EMQX supports using external HTTP service for password authentication. After enabling, when a client initiates a connect request, EMQX will use the received information to construct an HTTP request and determine whether to accept the request based on the query result, achieving a complex authentication logic.

HTTP Request and Response

The authentication process is similar to an HTTP API call where EMQX, as the requesting client, constructs and initiates a request to the HTTP service in the format required by the "API", and the HTTP service returns the result as required by the "client".

  • The response encoding format content-type must be application/json.
  • The authentication result is marked by result in the body, option value: allow, deny, ignore.
  • Superuser is marked by is_superuser in the body, option value: true, false.
  • Starting from EMQX v5.7.0, you can set client attributes using the optional client_attrs field. Note that both keys and values must be strings.
  • The HTTP response status code Status Code should be 200 or 204, the 4xx/5xx status code returned will ignore the body and determine the result to be ignore and continue with the authentication chain.

Example response:

HTTP/1.1 200 OK
Headers: Content-Type: application/json
    "result": "allow", // options: "allow" | "deny" | "ignore"
    "is_superuser": true, // options: true | false, default value: false
    "client_attrs": {
        "role": "admin",
        "sn": "10c61f1a1f47"

EMQX 4.x Compatibility Notes

In EMQX 4.x, only HTTP status code is used, but body is discarded, for example, 200 for allow and 403 for deny. Due to the lack of expressiveness, it has been redesigned to make use of HTTP body, and thus is not compatible with EMQX 5.0.

Configure with Dashboard

You can use EMQX Dashboard to finish the relevant configuration.

On EMQX Dashboard, click Access Control -> Authentication on the left navigation tree to enter the Authentication page. Click Create at the top right corner, then click to select Password-Based as Mechanism, and HTTP Server as Backend, this will lead us to the Configuration tab, as shown below.



  • Method: Select HTTP request method, optional values: get, post


    The POST method is recommended. When using the GET method, some sensitive information (such as plain text passwords) may be exposed via HTTP server logs. Also, for untrusted environments, please use HTTPS.

  • URL: Enter the URL address of the HTTP service.

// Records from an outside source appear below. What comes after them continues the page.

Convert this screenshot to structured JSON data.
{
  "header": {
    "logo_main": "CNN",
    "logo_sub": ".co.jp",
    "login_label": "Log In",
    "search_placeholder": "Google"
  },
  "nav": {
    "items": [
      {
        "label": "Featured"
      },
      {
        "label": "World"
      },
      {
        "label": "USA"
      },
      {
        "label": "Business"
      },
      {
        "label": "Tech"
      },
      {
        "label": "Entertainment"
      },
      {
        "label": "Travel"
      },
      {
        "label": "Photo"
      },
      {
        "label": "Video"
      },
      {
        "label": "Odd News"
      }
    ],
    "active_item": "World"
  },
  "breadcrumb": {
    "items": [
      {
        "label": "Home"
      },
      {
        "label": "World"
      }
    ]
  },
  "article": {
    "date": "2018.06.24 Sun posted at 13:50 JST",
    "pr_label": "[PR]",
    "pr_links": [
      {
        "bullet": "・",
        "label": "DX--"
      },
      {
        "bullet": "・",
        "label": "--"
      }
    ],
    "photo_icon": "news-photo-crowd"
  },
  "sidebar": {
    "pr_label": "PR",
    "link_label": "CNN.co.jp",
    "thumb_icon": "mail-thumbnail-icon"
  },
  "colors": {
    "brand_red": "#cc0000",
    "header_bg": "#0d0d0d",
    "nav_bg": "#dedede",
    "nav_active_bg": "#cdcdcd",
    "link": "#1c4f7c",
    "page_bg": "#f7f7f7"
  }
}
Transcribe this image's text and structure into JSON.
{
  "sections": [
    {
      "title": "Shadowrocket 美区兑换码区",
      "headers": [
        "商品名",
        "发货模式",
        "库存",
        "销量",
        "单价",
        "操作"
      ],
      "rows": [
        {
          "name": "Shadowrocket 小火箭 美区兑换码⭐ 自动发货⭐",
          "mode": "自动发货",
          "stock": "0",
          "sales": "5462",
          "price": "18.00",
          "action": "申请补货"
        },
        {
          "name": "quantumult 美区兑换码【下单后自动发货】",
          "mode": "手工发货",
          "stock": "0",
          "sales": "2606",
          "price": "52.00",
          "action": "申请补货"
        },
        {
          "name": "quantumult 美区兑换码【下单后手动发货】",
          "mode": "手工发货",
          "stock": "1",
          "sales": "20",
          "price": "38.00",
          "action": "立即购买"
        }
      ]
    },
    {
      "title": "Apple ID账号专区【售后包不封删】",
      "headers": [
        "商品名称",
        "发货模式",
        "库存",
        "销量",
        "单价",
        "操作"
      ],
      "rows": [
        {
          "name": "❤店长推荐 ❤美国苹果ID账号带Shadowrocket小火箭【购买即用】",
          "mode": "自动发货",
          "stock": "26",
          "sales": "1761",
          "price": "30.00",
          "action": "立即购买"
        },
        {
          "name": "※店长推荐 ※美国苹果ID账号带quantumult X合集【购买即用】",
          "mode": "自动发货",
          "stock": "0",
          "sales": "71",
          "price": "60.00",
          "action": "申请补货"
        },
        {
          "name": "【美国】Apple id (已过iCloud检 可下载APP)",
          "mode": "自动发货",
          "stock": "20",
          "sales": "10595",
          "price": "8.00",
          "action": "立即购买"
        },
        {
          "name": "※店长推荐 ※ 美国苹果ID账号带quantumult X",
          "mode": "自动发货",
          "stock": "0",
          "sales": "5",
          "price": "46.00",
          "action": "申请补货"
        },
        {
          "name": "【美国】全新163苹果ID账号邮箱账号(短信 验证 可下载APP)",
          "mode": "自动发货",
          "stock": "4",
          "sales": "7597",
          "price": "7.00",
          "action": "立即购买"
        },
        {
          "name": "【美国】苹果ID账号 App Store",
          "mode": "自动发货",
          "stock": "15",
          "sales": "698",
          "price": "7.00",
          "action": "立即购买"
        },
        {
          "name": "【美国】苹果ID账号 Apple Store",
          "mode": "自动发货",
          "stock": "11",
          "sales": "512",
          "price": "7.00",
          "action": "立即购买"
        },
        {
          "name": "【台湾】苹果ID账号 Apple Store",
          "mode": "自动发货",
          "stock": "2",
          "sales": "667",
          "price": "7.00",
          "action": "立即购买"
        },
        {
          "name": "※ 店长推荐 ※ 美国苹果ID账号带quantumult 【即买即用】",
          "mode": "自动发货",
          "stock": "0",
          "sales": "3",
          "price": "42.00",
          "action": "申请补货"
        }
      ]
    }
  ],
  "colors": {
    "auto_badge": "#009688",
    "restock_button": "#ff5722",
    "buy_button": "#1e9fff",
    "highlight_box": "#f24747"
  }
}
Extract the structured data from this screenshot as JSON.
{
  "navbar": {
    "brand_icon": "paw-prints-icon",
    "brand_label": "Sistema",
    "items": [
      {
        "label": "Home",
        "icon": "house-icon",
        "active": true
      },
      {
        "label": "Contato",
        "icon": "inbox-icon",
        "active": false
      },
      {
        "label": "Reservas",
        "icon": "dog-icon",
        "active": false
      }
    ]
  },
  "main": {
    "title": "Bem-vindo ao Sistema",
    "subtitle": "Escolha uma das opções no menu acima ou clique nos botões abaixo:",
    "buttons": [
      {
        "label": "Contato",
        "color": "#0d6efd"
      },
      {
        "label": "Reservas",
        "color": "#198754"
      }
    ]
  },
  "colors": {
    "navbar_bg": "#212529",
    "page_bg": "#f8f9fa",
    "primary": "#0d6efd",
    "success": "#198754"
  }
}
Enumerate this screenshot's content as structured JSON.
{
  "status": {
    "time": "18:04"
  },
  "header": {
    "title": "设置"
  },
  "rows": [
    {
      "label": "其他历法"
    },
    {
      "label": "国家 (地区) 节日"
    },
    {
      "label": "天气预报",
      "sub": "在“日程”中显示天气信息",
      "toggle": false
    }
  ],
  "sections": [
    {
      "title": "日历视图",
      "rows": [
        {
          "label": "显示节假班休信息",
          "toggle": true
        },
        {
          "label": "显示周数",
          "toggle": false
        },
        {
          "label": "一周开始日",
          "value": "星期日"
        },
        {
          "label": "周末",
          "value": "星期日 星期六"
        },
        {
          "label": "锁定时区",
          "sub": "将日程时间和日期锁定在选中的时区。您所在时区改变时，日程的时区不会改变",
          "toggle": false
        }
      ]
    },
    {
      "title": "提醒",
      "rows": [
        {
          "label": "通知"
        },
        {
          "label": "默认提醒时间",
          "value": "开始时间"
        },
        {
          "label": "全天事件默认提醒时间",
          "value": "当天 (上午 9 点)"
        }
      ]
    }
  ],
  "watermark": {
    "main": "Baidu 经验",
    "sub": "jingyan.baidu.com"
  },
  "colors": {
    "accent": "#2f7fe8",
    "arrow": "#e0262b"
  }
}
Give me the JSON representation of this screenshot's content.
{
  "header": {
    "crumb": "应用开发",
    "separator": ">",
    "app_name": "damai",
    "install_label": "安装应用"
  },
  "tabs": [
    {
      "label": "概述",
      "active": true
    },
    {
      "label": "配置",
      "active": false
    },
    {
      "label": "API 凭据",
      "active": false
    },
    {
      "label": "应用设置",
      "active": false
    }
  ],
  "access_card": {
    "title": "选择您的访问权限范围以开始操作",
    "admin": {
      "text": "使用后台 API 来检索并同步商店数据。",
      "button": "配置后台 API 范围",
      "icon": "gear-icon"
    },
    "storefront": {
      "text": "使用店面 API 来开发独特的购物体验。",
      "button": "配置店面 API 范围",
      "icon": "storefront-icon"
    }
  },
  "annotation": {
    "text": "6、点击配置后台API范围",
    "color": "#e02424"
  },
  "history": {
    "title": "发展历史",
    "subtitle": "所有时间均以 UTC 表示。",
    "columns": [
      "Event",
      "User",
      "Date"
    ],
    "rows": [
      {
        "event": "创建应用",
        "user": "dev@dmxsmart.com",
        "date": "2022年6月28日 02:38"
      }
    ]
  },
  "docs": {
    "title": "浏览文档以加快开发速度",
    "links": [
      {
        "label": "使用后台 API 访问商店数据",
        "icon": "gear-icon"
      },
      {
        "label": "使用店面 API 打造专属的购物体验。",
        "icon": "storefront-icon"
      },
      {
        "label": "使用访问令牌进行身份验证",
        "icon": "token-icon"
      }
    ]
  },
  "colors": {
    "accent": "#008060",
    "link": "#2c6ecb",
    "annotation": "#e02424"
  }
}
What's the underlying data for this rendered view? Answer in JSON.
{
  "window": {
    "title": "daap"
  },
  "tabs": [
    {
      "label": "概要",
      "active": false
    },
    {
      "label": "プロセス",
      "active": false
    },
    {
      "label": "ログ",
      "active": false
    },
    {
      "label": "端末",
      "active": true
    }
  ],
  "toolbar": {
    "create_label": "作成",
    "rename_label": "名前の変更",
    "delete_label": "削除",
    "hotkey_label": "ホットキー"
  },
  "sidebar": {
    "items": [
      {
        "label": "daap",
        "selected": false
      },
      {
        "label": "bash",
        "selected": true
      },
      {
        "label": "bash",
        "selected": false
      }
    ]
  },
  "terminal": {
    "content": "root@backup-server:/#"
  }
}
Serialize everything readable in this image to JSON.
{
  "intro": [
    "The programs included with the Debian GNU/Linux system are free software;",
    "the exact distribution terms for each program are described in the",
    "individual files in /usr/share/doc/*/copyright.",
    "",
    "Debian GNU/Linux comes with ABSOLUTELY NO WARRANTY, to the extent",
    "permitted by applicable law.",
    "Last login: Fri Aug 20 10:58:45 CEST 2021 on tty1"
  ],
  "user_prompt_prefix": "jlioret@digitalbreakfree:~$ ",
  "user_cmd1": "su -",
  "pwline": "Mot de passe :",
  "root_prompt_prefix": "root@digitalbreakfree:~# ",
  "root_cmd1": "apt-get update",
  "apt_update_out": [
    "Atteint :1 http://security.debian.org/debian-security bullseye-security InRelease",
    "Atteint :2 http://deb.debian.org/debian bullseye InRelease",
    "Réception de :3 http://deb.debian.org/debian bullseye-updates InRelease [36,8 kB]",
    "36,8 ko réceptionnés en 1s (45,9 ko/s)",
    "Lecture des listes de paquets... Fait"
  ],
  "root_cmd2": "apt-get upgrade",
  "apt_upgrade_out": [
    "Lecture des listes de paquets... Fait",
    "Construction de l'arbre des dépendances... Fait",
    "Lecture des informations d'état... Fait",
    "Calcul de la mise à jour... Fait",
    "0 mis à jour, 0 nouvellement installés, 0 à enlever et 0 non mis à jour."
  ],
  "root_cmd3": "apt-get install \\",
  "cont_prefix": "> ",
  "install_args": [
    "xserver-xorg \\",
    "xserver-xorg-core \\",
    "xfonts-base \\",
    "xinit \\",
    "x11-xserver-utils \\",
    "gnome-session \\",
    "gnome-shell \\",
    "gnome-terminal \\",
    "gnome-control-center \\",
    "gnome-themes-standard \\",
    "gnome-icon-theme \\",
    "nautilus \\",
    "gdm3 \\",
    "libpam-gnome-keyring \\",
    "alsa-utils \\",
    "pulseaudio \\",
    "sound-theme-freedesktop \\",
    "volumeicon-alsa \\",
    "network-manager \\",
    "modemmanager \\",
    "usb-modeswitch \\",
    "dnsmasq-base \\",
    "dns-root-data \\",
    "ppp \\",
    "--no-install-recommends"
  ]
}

  • Headers (optional): HTTP request header. You can add several headers.

Connection Configuration:

  • Pool size (optional): Input an integer value to define the number of concurrent connections from an EMQX node to an HTTP server. Default: 8.
  • Connect Timeout (optional): Specify the waiting period before EMQX assumes the connection is timed out. Units supported include milliseconds, second, minute, and hour.
  • HTTP Pipelining (optional): Input a positive integer to specify the maximum number of HTTP requests that can be sent without waiting for a response; default value: 100.
  • Request Timeout (optional): Specify the waiting period before EMQX assumes the request is timed out. Units supported include milliseconds, second, minute, and hour.

TLS Configuration: Turn on the toggle switch if you want to enable TLS. For more information on enabling TLS, see Network and TLS.

Authentication configuration:

  • Body: Request template; for POST requests, it is sent as a JSON in the request body; for GET requests, it is encoded as a Query String in the URL. Mapping keys and values support using placeholder.

After you finish the settings, click Create.

Configure with Configuration Items

You can configure the EMQX HTTP authenticator with EMQX configuration items.

Below are the HTTP POST and GET request examples: